***** Provided entries *****

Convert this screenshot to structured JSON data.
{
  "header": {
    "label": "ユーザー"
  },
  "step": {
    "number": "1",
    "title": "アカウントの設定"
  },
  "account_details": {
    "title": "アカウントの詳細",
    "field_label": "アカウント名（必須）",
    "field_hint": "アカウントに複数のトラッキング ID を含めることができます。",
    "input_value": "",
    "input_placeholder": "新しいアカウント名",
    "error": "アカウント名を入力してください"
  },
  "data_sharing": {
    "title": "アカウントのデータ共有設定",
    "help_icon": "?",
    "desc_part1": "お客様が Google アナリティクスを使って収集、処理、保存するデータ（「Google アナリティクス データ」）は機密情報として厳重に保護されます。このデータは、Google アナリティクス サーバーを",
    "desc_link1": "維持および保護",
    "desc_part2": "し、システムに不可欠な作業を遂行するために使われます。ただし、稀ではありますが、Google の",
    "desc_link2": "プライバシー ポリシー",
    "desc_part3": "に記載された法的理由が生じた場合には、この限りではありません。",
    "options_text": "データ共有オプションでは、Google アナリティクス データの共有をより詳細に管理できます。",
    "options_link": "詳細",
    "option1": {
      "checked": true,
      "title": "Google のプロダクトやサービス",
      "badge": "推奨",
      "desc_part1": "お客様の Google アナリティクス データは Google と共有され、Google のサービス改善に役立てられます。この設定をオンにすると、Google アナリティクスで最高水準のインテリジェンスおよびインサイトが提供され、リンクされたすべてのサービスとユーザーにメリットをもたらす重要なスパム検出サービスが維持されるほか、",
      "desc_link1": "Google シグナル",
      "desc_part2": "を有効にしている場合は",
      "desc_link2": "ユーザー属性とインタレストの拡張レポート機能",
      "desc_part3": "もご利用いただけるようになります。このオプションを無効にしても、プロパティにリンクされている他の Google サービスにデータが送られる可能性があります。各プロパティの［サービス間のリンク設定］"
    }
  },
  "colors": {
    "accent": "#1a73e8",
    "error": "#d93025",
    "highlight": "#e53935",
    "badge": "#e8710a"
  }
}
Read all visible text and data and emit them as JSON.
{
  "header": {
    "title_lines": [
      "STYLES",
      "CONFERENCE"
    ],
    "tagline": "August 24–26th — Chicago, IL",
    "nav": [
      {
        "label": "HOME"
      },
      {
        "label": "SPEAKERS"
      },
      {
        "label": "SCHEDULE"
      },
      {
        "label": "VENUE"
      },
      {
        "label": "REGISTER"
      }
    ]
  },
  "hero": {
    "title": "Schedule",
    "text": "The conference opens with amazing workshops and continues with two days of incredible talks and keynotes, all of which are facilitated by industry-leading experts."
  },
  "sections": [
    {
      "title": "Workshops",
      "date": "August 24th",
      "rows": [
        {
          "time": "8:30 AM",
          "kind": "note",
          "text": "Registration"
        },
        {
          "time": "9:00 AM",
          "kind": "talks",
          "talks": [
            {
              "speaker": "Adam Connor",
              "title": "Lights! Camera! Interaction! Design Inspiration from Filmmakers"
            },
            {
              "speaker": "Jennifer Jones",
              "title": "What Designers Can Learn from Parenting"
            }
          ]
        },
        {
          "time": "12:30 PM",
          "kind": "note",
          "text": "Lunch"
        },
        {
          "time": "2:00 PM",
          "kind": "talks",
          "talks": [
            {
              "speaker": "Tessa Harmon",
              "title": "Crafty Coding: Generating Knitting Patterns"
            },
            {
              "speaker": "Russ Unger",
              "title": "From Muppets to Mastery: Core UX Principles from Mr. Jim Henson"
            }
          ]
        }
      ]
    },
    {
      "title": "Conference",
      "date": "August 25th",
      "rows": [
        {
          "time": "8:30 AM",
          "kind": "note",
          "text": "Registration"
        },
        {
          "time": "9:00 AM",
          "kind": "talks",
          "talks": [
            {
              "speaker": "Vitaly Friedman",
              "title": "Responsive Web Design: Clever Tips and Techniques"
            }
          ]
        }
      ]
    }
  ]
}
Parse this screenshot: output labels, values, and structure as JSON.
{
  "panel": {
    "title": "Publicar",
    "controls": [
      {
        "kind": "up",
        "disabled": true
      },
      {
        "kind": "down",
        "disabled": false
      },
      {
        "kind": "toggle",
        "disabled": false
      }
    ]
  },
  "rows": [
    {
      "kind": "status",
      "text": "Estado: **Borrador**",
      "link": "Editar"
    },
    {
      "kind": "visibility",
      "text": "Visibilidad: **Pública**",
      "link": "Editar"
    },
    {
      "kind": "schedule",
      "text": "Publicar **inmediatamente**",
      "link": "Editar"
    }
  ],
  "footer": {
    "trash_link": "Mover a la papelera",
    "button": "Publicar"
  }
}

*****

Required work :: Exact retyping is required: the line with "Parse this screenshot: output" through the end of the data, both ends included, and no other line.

Exercise result ::
Parse this screenshot: output labels, values, and structure as JSON.
{
  "panel": {
    "title": "Publicar",
    "controls": [
      {
        "kind": "up",
        "disabled": true
      },
      {
        "kind": "down",
        "disabled": false
      },
      {
        "kind": "toggle",
        "disabled": false
      }
    ]
  },
  "rows": [
    {
      "kind": "status",
      "text": "Estado: **Borrador**",
      "link": "Editar"
    },
    {
      "kind": "visibility",
      "text": "Visibilidad: **Pública**",
      "link": "Editar"
    },
    {
      "kind": "schedule",
      "text": "Publicar **inmediatamente**",
      "link": "Editar"
    }
  ],
  "footer": {
    "trash_link": "Mover a la papelera",
    "button": "Publicar"
  }
}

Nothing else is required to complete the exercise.